Keep each entry exactly as written when you repeat it, and skip the images.

..............................

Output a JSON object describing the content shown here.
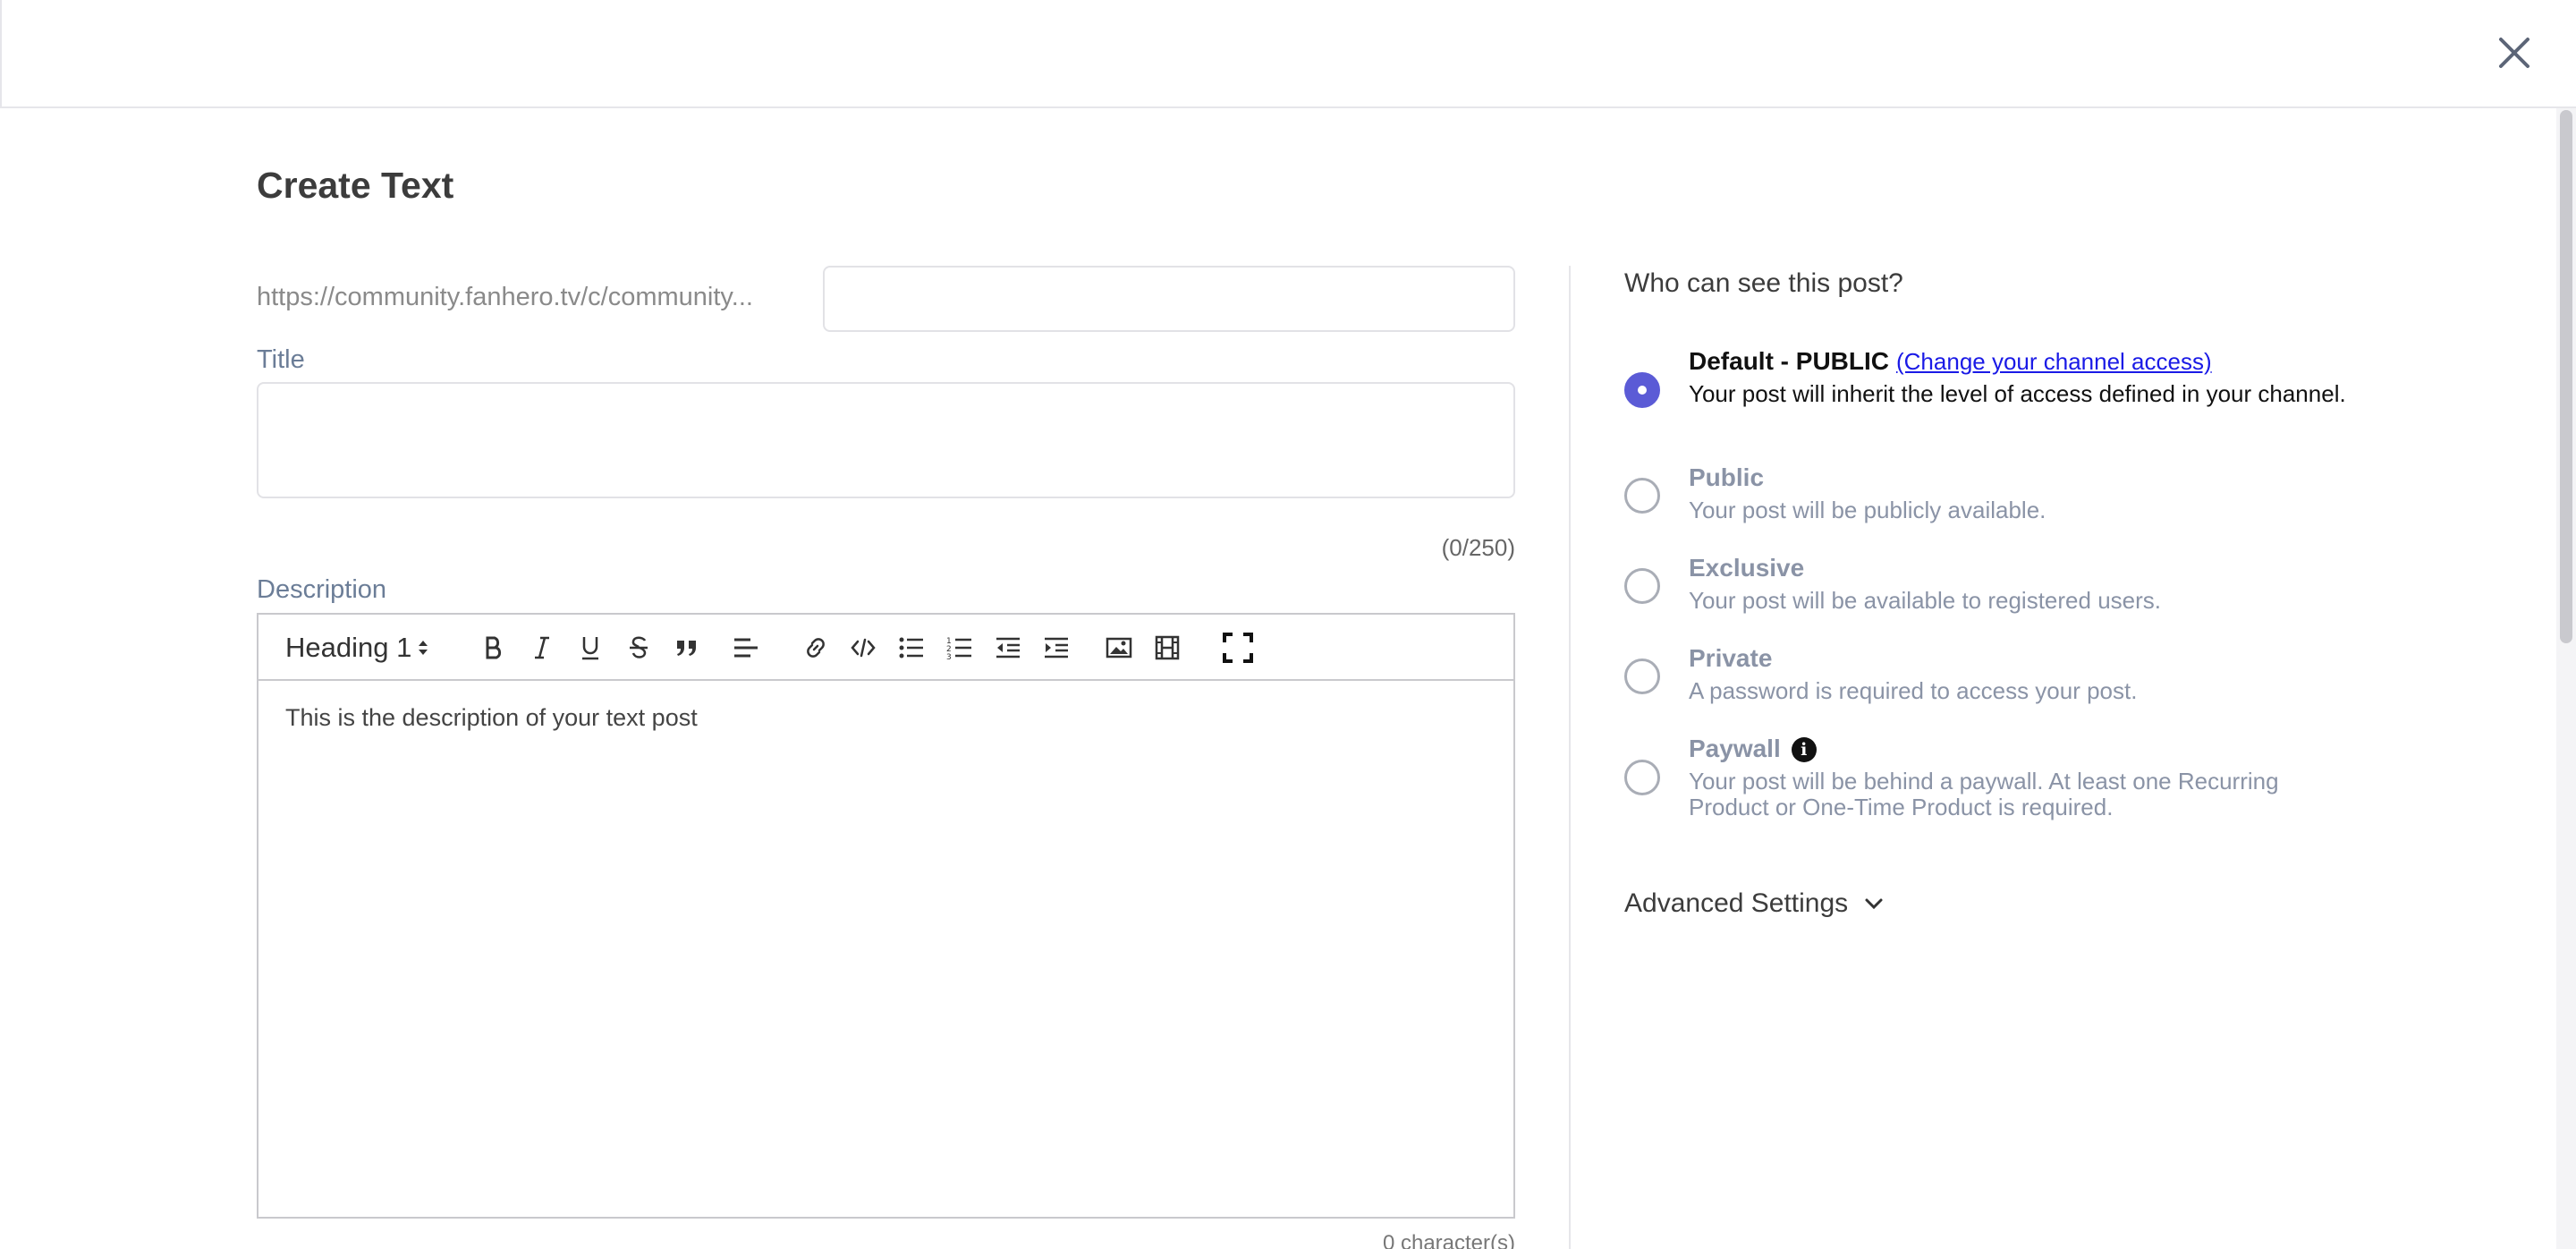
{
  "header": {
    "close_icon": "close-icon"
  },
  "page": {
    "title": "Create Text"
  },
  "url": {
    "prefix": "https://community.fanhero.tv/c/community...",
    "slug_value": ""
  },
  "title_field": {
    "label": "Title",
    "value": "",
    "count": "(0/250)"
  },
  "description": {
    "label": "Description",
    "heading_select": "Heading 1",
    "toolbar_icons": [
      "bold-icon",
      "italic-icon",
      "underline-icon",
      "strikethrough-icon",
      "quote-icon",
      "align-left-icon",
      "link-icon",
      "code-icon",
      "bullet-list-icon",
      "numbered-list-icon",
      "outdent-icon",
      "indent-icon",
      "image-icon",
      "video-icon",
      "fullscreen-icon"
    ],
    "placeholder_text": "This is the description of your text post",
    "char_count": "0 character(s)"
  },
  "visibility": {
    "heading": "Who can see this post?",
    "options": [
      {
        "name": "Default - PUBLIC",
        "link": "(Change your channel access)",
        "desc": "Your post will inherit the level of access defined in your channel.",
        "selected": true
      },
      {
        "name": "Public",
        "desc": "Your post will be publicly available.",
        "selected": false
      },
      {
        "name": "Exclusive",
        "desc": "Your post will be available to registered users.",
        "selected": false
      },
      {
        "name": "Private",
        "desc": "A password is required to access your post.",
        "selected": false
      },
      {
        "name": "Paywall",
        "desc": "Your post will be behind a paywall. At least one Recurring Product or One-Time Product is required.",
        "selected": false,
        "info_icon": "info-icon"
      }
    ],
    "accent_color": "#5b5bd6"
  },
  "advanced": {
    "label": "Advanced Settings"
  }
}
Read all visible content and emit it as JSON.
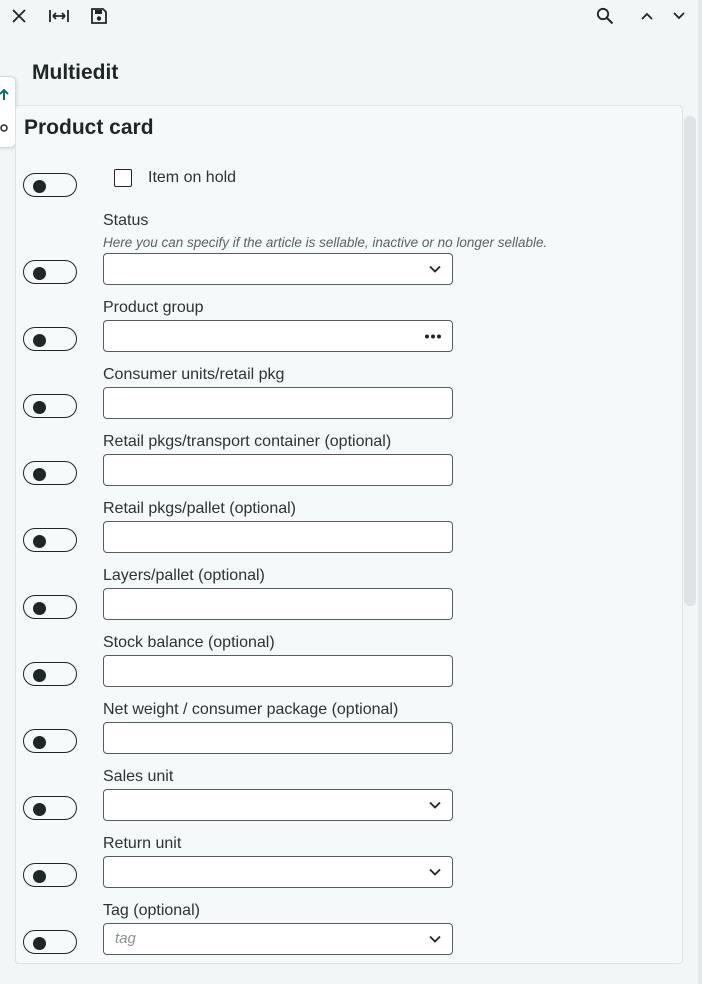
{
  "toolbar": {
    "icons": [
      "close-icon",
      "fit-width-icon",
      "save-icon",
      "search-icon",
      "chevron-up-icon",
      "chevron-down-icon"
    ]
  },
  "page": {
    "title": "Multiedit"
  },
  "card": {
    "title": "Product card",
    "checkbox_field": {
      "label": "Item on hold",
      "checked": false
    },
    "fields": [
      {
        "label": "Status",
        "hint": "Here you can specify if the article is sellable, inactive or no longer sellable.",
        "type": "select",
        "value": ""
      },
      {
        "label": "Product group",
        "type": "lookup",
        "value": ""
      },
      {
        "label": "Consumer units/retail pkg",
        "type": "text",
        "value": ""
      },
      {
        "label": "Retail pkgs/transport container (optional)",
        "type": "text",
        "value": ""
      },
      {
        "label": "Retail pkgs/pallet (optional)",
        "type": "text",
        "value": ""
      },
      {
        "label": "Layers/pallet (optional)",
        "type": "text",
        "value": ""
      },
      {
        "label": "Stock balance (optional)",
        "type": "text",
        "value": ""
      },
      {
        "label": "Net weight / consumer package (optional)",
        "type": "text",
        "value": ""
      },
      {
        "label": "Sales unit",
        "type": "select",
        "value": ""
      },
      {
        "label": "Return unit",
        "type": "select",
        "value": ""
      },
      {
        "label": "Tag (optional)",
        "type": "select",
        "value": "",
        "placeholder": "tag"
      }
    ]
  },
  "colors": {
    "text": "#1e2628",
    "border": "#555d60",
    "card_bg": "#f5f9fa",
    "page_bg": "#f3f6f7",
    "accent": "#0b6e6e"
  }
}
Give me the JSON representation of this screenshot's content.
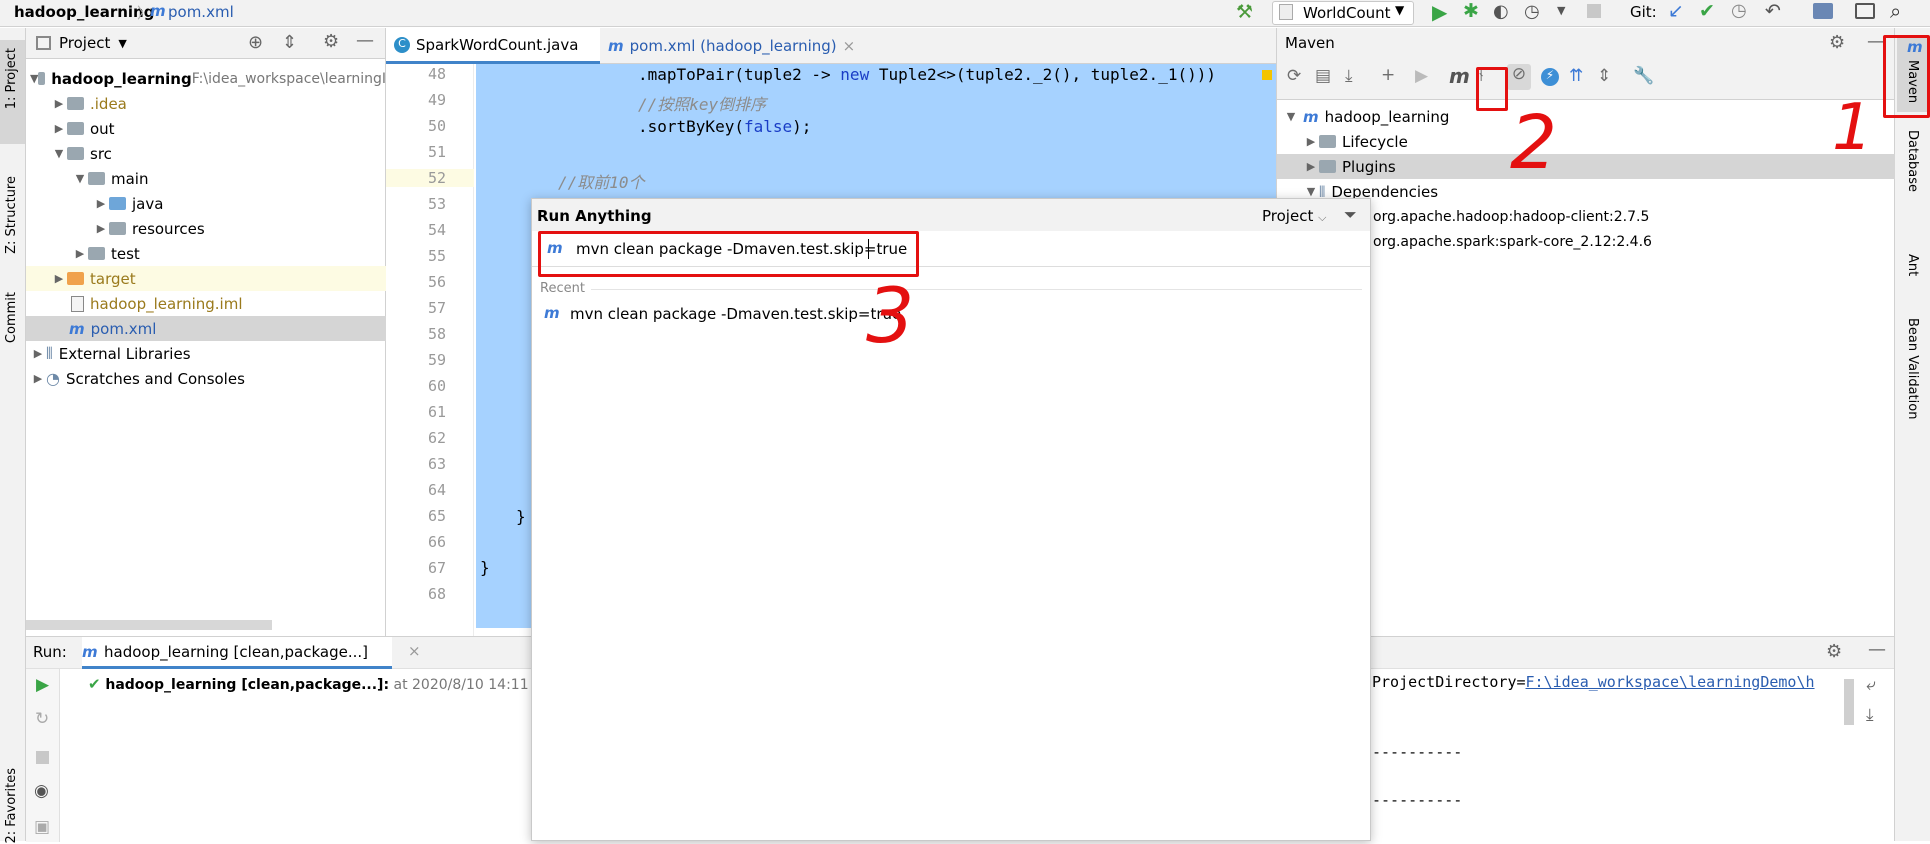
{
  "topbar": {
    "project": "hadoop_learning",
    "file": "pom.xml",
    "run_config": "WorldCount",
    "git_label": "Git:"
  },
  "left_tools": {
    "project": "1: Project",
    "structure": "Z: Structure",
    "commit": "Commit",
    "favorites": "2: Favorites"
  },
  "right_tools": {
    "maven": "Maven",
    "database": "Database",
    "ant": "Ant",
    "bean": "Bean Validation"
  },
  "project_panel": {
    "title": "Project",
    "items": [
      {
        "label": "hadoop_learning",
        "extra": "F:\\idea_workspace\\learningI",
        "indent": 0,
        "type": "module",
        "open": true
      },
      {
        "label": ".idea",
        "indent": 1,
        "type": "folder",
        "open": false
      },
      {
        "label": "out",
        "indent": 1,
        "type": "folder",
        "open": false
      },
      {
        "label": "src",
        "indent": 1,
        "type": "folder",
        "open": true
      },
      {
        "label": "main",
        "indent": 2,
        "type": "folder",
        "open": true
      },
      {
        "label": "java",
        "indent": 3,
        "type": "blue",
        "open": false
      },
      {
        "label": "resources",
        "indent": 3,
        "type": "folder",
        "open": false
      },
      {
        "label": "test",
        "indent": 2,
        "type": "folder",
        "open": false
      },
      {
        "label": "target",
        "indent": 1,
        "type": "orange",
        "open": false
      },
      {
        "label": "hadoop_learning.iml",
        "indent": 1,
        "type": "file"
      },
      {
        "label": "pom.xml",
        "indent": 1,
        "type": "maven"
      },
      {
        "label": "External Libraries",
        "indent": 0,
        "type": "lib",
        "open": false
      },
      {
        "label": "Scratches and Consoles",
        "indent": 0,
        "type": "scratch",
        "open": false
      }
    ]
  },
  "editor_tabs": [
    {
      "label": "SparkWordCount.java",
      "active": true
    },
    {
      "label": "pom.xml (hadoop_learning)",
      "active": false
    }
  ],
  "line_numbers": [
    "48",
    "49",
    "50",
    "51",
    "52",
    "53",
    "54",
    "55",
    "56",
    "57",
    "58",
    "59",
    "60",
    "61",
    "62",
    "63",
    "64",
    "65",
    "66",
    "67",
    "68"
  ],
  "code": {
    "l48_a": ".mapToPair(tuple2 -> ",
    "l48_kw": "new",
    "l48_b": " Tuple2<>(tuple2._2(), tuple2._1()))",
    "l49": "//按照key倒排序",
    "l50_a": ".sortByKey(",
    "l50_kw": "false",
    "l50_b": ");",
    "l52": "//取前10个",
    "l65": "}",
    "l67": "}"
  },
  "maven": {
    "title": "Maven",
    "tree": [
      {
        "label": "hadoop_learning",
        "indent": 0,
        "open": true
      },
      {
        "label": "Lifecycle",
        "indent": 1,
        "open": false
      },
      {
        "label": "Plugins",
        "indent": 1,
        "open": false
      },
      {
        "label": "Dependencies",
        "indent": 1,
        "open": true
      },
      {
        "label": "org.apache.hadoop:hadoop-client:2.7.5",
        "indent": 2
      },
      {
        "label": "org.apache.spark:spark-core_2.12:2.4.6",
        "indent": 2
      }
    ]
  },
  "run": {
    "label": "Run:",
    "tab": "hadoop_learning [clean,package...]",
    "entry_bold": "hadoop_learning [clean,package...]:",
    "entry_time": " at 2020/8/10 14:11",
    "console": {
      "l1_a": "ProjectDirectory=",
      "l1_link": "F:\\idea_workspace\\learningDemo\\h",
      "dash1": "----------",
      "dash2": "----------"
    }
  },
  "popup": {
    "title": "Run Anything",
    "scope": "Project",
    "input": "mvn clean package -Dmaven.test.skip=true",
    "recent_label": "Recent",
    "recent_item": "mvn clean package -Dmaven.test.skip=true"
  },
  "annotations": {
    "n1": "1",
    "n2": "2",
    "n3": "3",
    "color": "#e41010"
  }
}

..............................

Task answer:
Output a JSON object describing the content shown here.
{
  "header": {
    "close_icon": "close-icon"
  },
  "page": {
    "title": "Create Text"
  },
  "url": {
    "prefix": "https://community.fanhero.tv/c/community...",
    "slug_value": ""
  },
  "title_field": {
    "label": "Title",
    "value": "",
    "count": "(0/250)"
  },
  "description": {
    "label": "Description",
    "heading_select": "Heading 1",
    "toolbar_icons": [
      "bold-icon",
      "italic-icon",
      "underline-icon",
      "strikethrough-icon",
      "quote-icon",
      "align-left-icon",
      "link-icon",
      "code-icon",
      "bullet-list-icon",
      "numbered-list-icon",
      "outdent-icon",
      "indent-icon",
      "image-icon",
      "video-icon",
      "fullscreen-icon"
    ],
    "placeholder_text": "This is the description of your text post",
    "char_count": "0 character(s)"
  },
  "visibility": {
    "heading": "Who can see this post?",
    "options": [
      {
        "name": "Default - PUBLIC",
        "link": "(Change your channel access)",
        "desc": "Your post will inherit the level of access defined in your channel.",
        "selected": true
      },
      {
        "name": "Public",
        "desc": "Your post will be publicly available.",
        "selected": false
      },
      {
        "name": "Exclusive",
        "desc": "Your post will be available to registered users.",
        "selected": false
      },
      {
        "name": "Private",
        "desc": "A password is required to access your post.",
        "selected": false
      },
      {
        "name": "Paywall",
        "desc": "Your post will be behind a paywall. At least one Recurring Product or One-Time Product is required.",
        "selected": false,
        "info_icon": "info-icon"
      }
    ],
    "accent_color": "#5b5bd6"
  },
  "advanced": {
    "label": "Advanced Settings"
  }
}
Read all visible content and emit it as JSON.
{
  "toolbar": {
    "icons": [
      "close-icon",
      "fit-width-icon",
      "save-icon",
      "search-icon",
      "chevron-up-icon",
      "chevron-down-icon"
    ]
  },
  "page": {
    "title": "Multiedit"
  },
  "card": {
    "title": "Product card",
    "checkbox_field": {
      "label": "Item on hold",
      "checked": false
    },
    "fields": [
      {
        "label": "Status",
        "hint": "Here you can specify if the article is sellable, inactive or no longer sellable.",
        "type": "select",
        "value": ""
      },
      {
        "label": "Product group",
        "type": "lookup",
        "value": ""
      },
      {
        "label": "Consumer units/retail pkg",
        "type": "text",
        "value": ""
      },
      {
        "label": "Retail pkgs/transport container (optional)",
        "type": "text",
        "value": ""
      },
      {
        "label": "Retail pkgs/pallet (optional)",
        "type": "text",
        "value": ""
      },
      {
        "label": "Layers/pallet (optional)",
        "type": "text",
        "value": ""
      },
      {
        "label": "Stock balance (optional)",
        "type": "text",
        "value": ""
      },
      {
        "label": "Net weight / consumer package (optional)",
        "type": "text",
        "value": ""
      },
      {
        "label": "Sales unit",
        "type": "select",
        "value": ""
      },
      {
        "label": "Return unit",
        "type": "select",
        "value": ""
      },
      {
        "label": "Tag (optional)",
        "type": "select",
        "value": "",
        "placeholder": "tag"
      }
    ]
  },
  "colors": {
    "text": "#1e2628",
    "border": "#555d60",
    "card_bg": "#f5f9fa",
    "page_bg": "#f3f6f7",
    "accent": "#0b6e6e"
  }
}
Give me the JSON representation of this screenshot's content.
{
  "topbar": {
    "project": "hadoop_learning",
    "file": "pom.xml",
    "run_config": "WorldCount",
    "git_label": "Git:"
  },
  "left_tools": {
    "project": "1: Project",
    "structure": "Z: Structure",
    "commit": "Commit",
    "favorites": "2: Favorites"
  },
  "right_tools": {
    "maven": "Maven",
    "database": "Database",
    "ant": "Ant",
    "bean": "Bean Validation"
  },
  "project_panel": {
    "title": "Project",
    "items": [
      {
        "label": "hadoop_learning",
        "extra": "F:\\idea_workspace\\learningI",
        "indent": 0,
        "type": "module",
        "open": true
      },
      {
        "label": ".idea",
        "indent": 1,
        "type": "folder",
        "open": false
      },
      {
        "label": "out",
        "indent": 1,
        "type": "folder",
        "open": false
      },
      {
        "label": "src",
        "indent": 1,
        "type": "folder",
        "open": true
      },
      {
        "label": "main",
        "indent": 2,
        "type": "folder",
        "open": true
      },
      {
        "label": "java",
        "indent": 3,
        "type": "blue",
        "open": false
      },
      {
        "label": "resources",
        "indent": 3,
        "type": "folder",
        "open": false
      },
      {
        "label": "test",
        "indent": 2,
        "type": "folder",
        "open": false
      },
      {
        "label": "target",
        "indent": 1,
        "type": "orange",
        "open": false
      },
      {
        "label": "hadoop_learning.iml",
        "indent": 1,
        "type": "file"
      },
      {
        "label": "pom.xml",
        "indent": 1,
        "type": "maven"
      },
      {
        "label": "External Libraries",
        "indent": 0,
        "type": "lib",
        "open": false
      },
      {
        "label": "Scratches and Consoles",
        "indent": 0,
        "type": "scratch",
        "open": false
      }
    ]
  },
  "editor_tabs": [
    {
      "label": "SparkWordCount.java",
      "active": true
    },
    {
      "label": "pom.xml (hadoop_learning)",
      "active": false
    }
  ],
  "line_numbers": [
    "48",
    "49",
    "50",
    "51",
    "52",
    "53",
    "54",
    "55",
    "56",
    "57",
    "58",
    "59",
    "60",
    "61",
    "62",
    "63",
    "64",
    "65",
    "66",
    "67",
    "68"
  ],
  "code": {
    "l48_a": ".mapToPair(tuple2 -> ",
    "l48_kw": "new",
    "l48_b": " Tuple2<>(tuple2._2(), tuple2._1()))",
    "l49": "//按照key倒排序",
    "l50_a": ".sortByKey(",
    "l50_kw": "false",
    "l50_b": ");",
    "l52": "//取前10个",
    "l65": "}",
    "l67": "}"
  },
  "maven": {
    "title": "Maven",
    "tree": [
      {
        "label": "hadoop_learning",
        "indent": 0,
        "open": true
      },
      {
        "label": "Lifecycle",
        "indent": 1,
        "open": false
      },
      {
        "label": "Plugins",
        "indent": 1,
        "open": false
      },
      {
        "label": "Dependencies",
        "indent": 1,
        "open": true
      },
      {
        "label": "org.apache.hadoop:hadoop-client:2.7.5",
        "indent": 2
      },
      {
        "label": "org.apache.spark:spark-core_2.12:2.4.6",
        "indent": 2
      }
    ]
  },
  "run": {
    "label": "Run:",
    "tab": "hadoop_learning [clean,package...]",
    "entry_bold": "hadoop_learning [clean,package...]:",
    "entry_time": " at 2020/8/10 14:11",
    "console": {
      "l1_a": "ProjectDirectory=",
      "l1_link": "F:\\idea_workspace\\learningDemo\\h",
      "dash1": "----------",
      "dash2": "----------"
    }
  },
  "popup": {
    "title": "Run Anything",
    "scope": "Project",
    "input": "mvn clean package -Dmaven.test.skip=true",
    "recent_label": "Recent",
    "recent_item": "mvn clean package -Dmaven.test.skip=true"
  },
  "annotations": {
    "n1": "1",
    "n2": "2",
    "n3": "3",
    "color": "#e41010"
  }
}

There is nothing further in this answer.